**** Data records ****

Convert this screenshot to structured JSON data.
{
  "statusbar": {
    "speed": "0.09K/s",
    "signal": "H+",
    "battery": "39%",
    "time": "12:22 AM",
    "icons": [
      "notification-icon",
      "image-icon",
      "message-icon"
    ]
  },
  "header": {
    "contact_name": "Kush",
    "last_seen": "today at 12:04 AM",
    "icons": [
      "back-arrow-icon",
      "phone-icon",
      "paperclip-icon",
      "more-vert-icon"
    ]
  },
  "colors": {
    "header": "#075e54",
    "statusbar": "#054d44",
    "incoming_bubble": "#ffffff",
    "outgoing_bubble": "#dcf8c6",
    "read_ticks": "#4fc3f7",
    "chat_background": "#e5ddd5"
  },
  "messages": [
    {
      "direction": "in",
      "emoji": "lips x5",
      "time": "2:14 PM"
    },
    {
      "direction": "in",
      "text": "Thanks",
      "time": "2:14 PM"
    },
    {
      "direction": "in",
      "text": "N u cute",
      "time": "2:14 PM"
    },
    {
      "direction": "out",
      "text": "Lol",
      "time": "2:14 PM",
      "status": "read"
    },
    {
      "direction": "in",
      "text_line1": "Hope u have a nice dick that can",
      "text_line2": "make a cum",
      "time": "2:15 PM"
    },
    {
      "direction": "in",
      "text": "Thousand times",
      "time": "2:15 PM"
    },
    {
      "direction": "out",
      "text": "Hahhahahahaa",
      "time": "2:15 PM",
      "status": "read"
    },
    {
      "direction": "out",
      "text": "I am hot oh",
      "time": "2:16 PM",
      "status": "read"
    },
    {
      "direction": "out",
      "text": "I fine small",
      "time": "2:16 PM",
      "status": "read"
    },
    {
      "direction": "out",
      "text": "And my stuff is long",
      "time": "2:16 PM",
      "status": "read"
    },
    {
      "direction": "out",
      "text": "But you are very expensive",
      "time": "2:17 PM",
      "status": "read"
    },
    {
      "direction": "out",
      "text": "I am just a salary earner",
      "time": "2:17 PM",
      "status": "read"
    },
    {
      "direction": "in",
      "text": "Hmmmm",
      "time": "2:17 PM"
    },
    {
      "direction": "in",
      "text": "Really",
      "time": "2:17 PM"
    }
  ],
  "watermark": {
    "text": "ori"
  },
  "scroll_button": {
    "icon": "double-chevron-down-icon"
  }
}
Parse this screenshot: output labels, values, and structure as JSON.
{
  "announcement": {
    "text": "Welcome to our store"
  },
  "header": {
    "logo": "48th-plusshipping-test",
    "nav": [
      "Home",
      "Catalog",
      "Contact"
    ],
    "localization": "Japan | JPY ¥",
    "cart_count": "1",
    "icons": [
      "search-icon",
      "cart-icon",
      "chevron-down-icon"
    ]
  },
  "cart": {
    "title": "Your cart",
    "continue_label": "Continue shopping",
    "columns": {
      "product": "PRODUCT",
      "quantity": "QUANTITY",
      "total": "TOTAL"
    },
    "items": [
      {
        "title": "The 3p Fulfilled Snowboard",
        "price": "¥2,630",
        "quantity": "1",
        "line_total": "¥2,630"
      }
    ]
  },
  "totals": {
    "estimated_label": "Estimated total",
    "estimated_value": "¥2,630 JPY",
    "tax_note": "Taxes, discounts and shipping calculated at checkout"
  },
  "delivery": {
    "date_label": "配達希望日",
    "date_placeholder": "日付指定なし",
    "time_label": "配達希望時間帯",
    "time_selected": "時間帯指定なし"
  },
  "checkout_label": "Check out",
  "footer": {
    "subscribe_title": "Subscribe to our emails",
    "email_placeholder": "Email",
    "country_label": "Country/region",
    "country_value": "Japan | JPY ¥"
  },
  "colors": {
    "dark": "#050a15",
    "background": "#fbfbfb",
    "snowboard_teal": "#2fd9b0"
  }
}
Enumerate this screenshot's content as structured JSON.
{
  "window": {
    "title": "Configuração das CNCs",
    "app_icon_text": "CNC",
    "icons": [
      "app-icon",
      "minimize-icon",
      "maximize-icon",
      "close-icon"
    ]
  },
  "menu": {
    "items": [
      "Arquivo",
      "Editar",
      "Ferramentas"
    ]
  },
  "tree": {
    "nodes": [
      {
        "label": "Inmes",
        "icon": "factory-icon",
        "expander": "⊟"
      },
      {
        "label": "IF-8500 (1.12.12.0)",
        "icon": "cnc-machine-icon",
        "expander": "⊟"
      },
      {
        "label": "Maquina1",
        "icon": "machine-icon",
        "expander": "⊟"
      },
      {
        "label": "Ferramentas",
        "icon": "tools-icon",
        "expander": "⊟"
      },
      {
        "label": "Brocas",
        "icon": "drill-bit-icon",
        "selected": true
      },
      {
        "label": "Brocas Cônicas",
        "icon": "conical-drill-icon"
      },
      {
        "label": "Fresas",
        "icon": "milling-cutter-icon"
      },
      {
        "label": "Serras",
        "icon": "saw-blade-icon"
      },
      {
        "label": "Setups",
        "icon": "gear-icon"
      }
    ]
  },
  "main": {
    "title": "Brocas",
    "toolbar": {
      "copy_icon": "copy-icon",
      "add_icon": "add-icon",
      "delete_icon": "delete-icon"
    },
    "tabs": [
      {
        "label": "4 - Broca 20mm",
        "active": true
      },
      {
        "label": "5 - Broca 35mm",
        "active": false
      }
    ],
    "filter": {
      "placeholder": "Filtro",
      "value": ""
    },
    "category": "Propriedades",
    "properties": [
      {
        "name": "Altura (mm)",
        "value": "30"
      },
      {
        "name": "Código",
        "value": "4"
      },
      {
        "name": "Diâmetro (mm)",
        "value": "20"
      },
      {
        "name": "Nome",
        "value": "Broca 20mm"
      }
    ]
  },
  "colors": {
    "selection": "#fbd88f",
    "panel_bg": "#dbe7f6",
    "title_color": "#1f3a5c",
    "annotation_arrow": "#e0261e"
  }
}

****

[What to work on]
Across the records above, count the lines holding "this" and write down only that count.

[Finished task]
3